Actually, living in Japan means living with natural disasters. Traditionally, Japanese people live knowing that earthquakes and typhoons will very likely hit where they live. We try to protect ourselves from natural disasters, but we don't try to fight against them. On the contrary, for a long long time, we have been subconsciously thinking about how to get along with natural disasters and deal with them well. For us, natural disasters are an inevitable part of life. Needless to say, if we suffer losses due to natural disasters, we'll surely be filled with great sadness and it will take some time for us to get back on our feet again. Still, we try to live harmoniously with nature without thinking of it as being dreadful. We do know that nature has enriched and will continue to enrich our lives, and natural disasters are a necessary part of nature. As a matter of fact, many fishermen who lost everything due to the 3/11 tsunami smile and say that when their businesses go back to normal in a few years, the sea will become more bountiful than ever.

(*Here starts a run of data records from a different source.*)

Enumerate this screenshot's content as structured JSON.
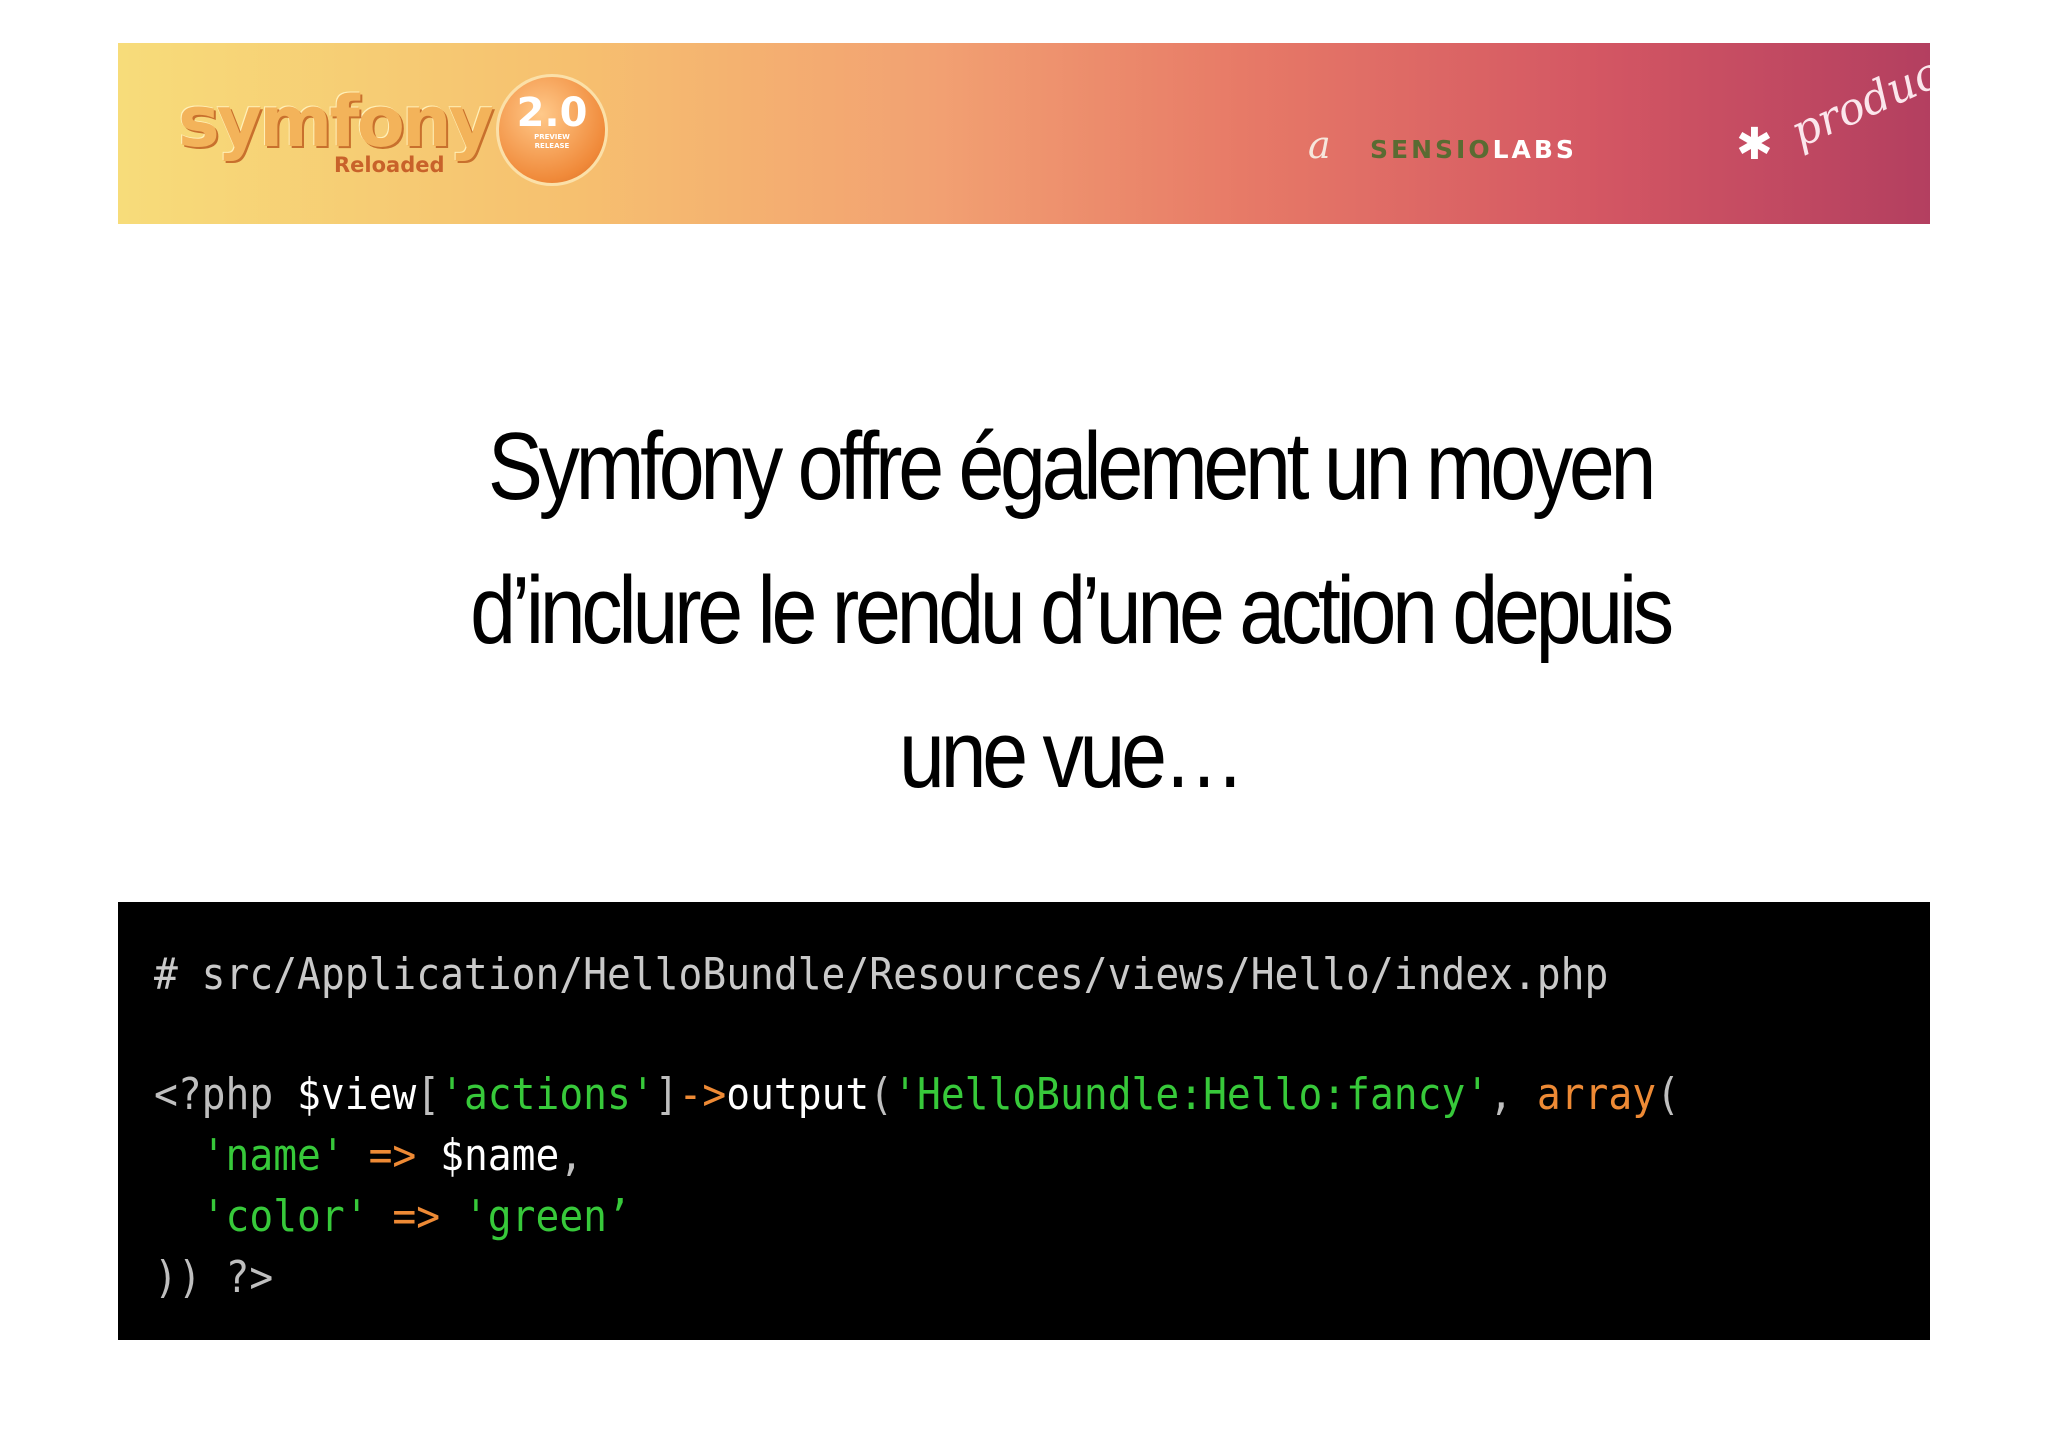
{
  "banner": {
    "logo_text": "symfony",
    "logo_subtitle": "Reloaded",
    "badge_version": "2.0",
    "badge_line1": "PREVIEW",
    "badge_line2": "RELEASE",
    "brand_a": "a",
    "brand_sensio": "SENSIO",
    "brand_labs": "LABS",
    "brand_product": "product",
    "colors": {
      "gradient_start": "#f7dc7a",
      "gradient_end": "#b33f60"
    }
  },
  "slide": {
    "title_lines": [
      "Symfony offre également un moyen",
      "d’inclure le rendu d’une action depuis",
      "une vue…"
    ]
  },
  "code": {
    "comment": "# src/Application/HelloBundle/Resources/views/Hello/index.php",
    "line1": {
      "open": "<?php ",
      "var": "$view",
      "bracket_open": "[",
      "key": "'actions'",
      "bracket_close": "]",
      "arrow": "->",
      "method": "output",
      "paren_open": "(",
      "template": "'HelloBundle:Hello:fancy'",
      "comma": ", ",
      "array_fn": "array",
      "array_open": "("
    },
    "line2": {
      "indent": "  ",
      "key": "'name'",
      "op": " => ",
      "value": "$name",
      "comma": ","
    },
    "line3": {
      "indent": "  ",
      "key": "'color'",
      "op": " => ",
      "value": "'green’"
    },
    "line4": {
      "close": ")) ",
      "tag_close": "?>"
    },
    "colors": {
      "background": "#000000",
      "string": "#37c93a",
      "operator": "#ee8a35",
      "text": "#ffffff"
    }
  }
}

We have been living with natural disasters forever. Partly because of this, it is traditionally thought that everything is always changing and nothing will exist forever. This concept is reflected in the Buddhist teaching of "諸行無常/shogyo-mujyo" (Everything is evanescent).